Throughout my youth, the painting Winter Quarters, 1846–47 (above), shared the space on the wall above the piano in Grandmother’s neatly kept home in Salt Lake City, Utah, USA. It depicts the temporary settlement on the west bank of the Missouri River in Nebraska Territory, USA, of the Saints who fled from Nauvoo, Illinois, USA. Hanging next to it was the painting Sugar Creek (above right), depicting another site specific to the Mormon exodus. These paintings hung side by side in Grandmother’s home for as far back as I can remember, seemingly enjoying an inseparable companionship. We believe that both paintings were created in the 1880’s in the upstairs studio of C. C. A.’s home, unlike the panorama scenes, which were likely painted in his nearby granary.
As is commonly the case with things of a sentimental nature, the pair of paintings remained in our family for five generations. Years ago our aunt donated Sugar Creek to the Church. For the last 25 years, it has hung next to its longtime companion Winter Quarters, 1846–47 in the main gallery of the Church History Museum. However, unlike Sugar Creek, which is owned by the Church, Winter Quarters, 1846–47 has been on loan from our family.

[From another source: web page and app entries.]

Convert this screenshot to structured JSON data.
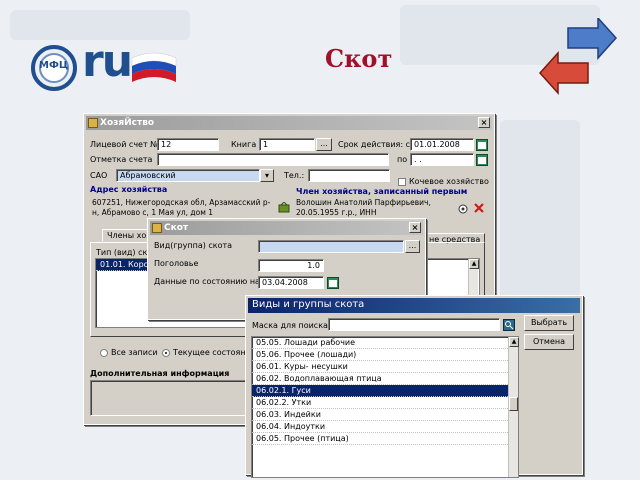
{
  "slide": {
    "title": "Скот",
    "logo_text": "ru",
    "logo_badge": "МФЦ"
  },
  "household_window": {
    "title": "ХозяЙство",
    "account_label": "Лицевой счет №",
    "account_value": "12",
    "book_label": "Книга",
    "book_value": "1",
    "period_label": "Срок действия: с",
    "period_from": "01.01.2008",
    "account_mark_label": "Отметка счета",
    "to_label": "по",
    "to_value": ". .",
    "sao_label": "САО",
    "sao_value": "Абрамовский",
    "phone_label": "Тел.:",
    "nomad_label": "Кочевое хозяйство",
    "address_header": "Адрес хозяйства",
    "address_text": "607251, Нижегородская обл, Арзамасский р-н, Абрамово с, 1 Мая ул, дом 1",
    "member_header": "Член хозяйства, записанный первым",
    "member_text": "Волошин Анатолий Парфирьевич, 20.05.1955 г.р., ИНН",
    "tab_members": "Члены хозяй",
    "tab_means": "не средства",
    "type_col": "Тип (вид) ско",
    "list_first": "01.01. Коров",
    "radio_all": "Все записи",
    "radio_current": "Текущее состояние",
    "extra_info_label": "Дополнительная информация"
  },
  "livestock_dialog": {
    "title": "Скот",
    "group_label": "Вид(группа) скота",
    "head_label": "Поголовье",
    "head_value": "1.0",
    "date_label": "Данные по состоянию на:",
    "date_value": "03.04.2008"
  },
  "groups_window": {
    "title": "Виды и группы скота",
    "mask_label": "Маска для поиска",
    "select_button": "Выбрать",
    "cancel_button": "Отмена",
    "items": [
      {
        "label": "05.05. Лошади рабочие",
        "selected": false
      },
      {
        "label": "05.06. Прочее (лошади)",
        "selected": false
      },
      {
        "label": "06.01. Куры- несушки",
        "selected": false
      },
      {
        "label": "06.02. Водоплавающая птица",
        "selected": false
      },
      {
        "label": "06.02.1. Гуси",
        "selected": true
      },
      {
        "label": "06.02.2. Утки",
        "selected": false
      },
      {
        "label": "06.03. Индейки",
        "selected": false
      },
      {
        "label": "06.04. Индоутки",
        "selected": false
      },
      {
        "label": "06.05. Прочее (птица)",
        "selected": false
      }
    ]
  },
  "colors": {
    "accent": "#0a246a",
    "title_red": "#a0112a",
    "highlight_field": "#c7d9f1"
  }
}
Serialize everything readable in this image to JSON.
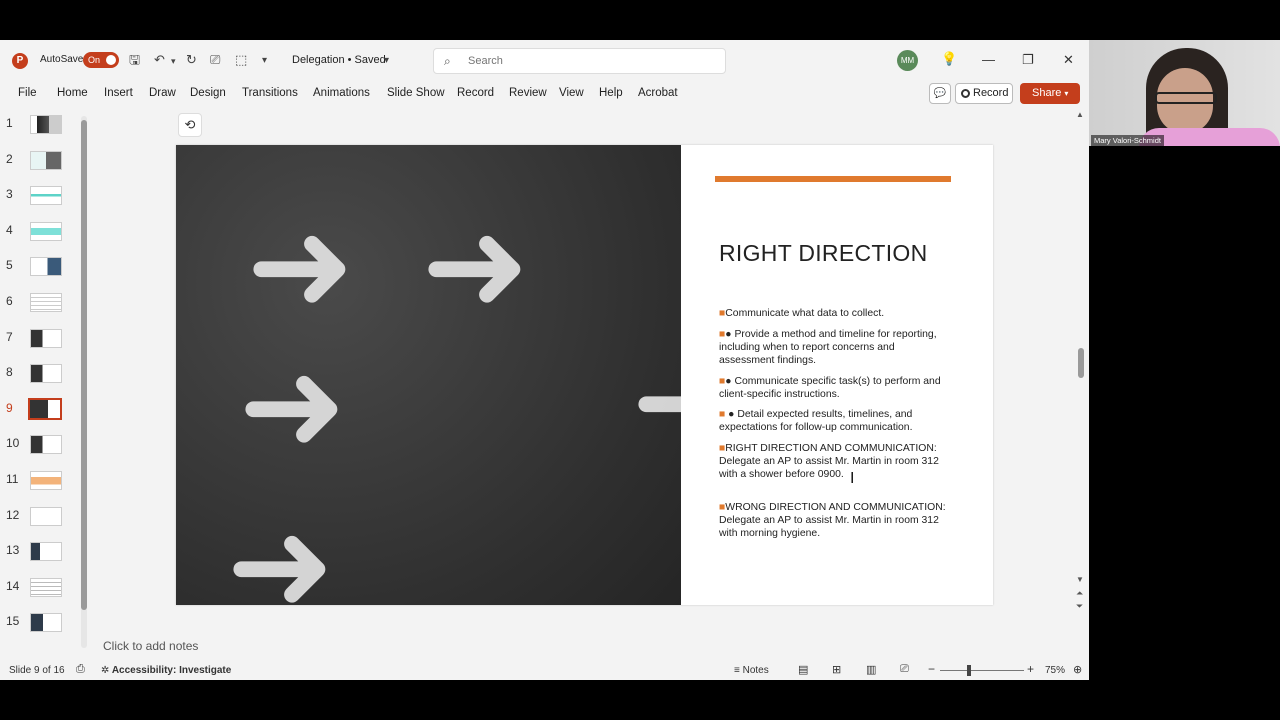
{
  "titlebar": {
    "app_logo": "P",
    "autosave_label": "AutoSave",
    "autosave_state": "On",
    "doc_title": "Delegation • Saved",
    "search_placeholder": "Search",
    "avatar_initials": "MM"
  },
  "menu": {
    "tabs": [
      "File",
      "Home",
      "Insert",
      "Draw",
      "Design",
      "Transitions",
      "Animations",
      "Slide Show",
      "Record",
      "Review",
      "View",
      "Help",
      "Acrobat"
    ],
    "record_label": "Record",
    "share_label": "Share"
  },
  "thumbnails": {
    "numbers": [
      "1",
      "2",
      "3",
      "4",
      "5",
      "6",
      "7",
      "8",
      "9",
      "10",
      "11",
      "12",
      "13",
      "14",
      "15"
    ],
    "selected": "9"
  },
  "slide": {
    "title": "RIGHT DIRECTION",
    "bullets": [
      "Communicate what data to collect.",
      "● Provide a method and timeline for reporting, including when to report concerns and assessment findings.",
      "● Communicate specific task(s) to perform and client-specific instructions.",
      " ● Detail expected results, timelines, and expectations for follow-up communication.",
      "RIGHT DIRECTION AND COMMUNICATION: Delegate an AP to assist Mr. Martin in room 312 with a shower before 0900.",
      "WRONG DIRECTION AND COMMUNICATION: Delegate an AP to assist Mr. Martin in room 312 with morning hygiene."
    ],
    "bullet_marker": "■",
    "accent_color": "#e07a2e"
  },
  "notes_placeholder": "Click to add notes",
  "status": {
    "slide_counter": "Slide 9 of 16",
    "accessibility": "Accessibility: Investigate",
    "notes_label": "Notes",
    "zoom": "75%"
  },
  "webcam": {
    "participant_name": "Mary Valori-Schmidt"
  }
}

In December 2009, we, as the five children of Jeanette Taggart Holmes (deceased), came together in a unanimous decision to donate the painting to the Church. Now the two companion paintings, which had shared the space on the wall above the piano in Grandmother’s home for so many years, have been permanently reunited. I feel sure that our great-great-grandfather, my mother, and all others who have acted as generational custodians of this wonderful work would be pleased.